  15. ” I do know, however, that the desire of my heart is to follow after him no matter the cost. He knows that too.”

    I’m not like you.

    I know, and the Lord knows better than I do, that it’s not the desire of my heart to follow him no matter the cost. He knows that in my troubles, my heart turns from him, and that, even were I to desire to turn my heart to him, my heart exists in a place beyond my own command, in darkness my weak will and desire can never penetrate.

    My heart is a thicket of tangled confusion, turning restlessly and painfully away from him and the frightening world he has created, the frightening starlit sky that he has set above like a mirror to reflect the darkness and scattered light of my heart back on itself.
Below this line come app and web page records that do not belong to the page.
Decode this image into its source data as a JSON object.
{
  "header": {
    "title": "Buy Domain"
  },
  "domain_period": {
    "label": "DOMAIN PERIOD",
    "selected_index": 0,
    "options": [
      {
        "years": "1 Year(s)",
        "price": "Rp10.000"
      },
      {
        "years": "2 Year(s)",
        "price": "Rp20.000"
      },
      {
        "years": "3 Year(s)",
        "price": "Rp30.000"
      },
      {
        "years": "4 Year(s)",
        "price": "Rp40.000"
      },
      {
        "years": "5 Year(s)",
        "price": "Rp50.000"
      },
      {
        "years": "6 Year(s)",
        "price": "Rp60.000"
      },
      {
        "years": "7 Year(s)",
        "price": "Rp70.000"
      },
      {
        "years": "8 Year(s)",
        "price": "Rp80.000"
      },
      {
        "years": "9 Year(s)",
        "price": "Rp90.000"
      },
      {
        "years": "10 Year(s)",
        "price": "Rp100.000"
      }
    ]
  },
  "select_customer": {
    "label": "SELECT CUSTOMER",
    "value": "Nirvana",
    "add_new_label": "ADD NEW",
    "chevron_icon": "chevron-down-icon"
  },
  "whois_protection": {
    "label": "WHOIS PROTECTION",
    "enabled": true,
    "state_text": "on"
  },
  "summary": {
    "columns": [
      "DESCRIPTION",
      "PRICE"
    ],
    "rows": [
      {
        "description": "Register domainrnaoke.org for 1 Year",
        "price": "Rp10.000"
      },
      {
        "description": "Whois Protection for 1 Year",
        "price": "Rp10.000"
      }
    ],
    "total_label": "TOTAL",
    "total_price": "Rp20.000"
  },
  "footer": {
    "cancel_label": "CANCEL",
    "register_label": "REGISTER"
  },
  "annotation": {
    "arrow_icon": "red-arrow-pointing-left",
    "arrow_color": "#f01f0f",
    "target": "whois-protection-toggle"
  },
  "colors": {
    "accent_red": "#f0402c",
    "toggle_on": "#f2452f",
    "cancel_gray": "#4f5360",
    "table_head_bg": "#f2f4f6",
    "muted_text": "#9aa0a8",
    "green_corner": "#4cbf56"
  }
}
    I turn away, and turn away, and I avoid his face.

    But however many times I turn, and whatever darkness my heart finds in itself, he is always there. In the darkness he surprises me again and again, as if it’s his darkness, not my own, and he’s been waiting there for me to turn and see him again and again.

    Every time it’s the face of Jesus that emerges from the darkness, from the very darkness of my heart that I’d hoped to escape into.

    “…..if I make my bed in hell, behold, thou art there….”

    Glory to the Father, and to the Son, and to the Holy Spirit.
    As it was in the beginning, is now, and will be forever, world without end. Amen.

    • I have disagreed with you a lot (silently, in the privacy of my own home) on internetmonk, but this is profound.

      What matters in the end, though, is whether that heart of yours is a stony one or a fleshy one (see Ezekiel for details).

      So ultimately the darkness you (and I) often find yourself (I mean ourselves) in is a good place, because God is there too.

      Thank you, Robert, I needed to hear that today.

      • There was a time when I, too, struggled with understanding/accepting what Robert F was writing here at iMonk. But then something clicked and I discovered there’s a lot of deep, profound stuff coming out of that brain and heart of his. Like what he’s written here.

        Thanks for your insights, Robert F!

  16. Hang in there, Jeff.

    Life can sure stink at times.

    But He’s in it, with us, in the winning…and the losing.

  17. Thank you, thank you, thank you. This is exactly what I needed. I am profoundly grateful!

  18. We all go through crappy times but for years I wonder if Job had to deal with some of the things I have had to, of course when we read Job we see all of his misfortune and then his reinstatement and it only seems like a few days but I believe it was many years.
    Patience and waiting on the Lord, some days that’s all that keeps me keeping on.
    I resonated with your knee, back pain me too. waiting and waiting on the Lord.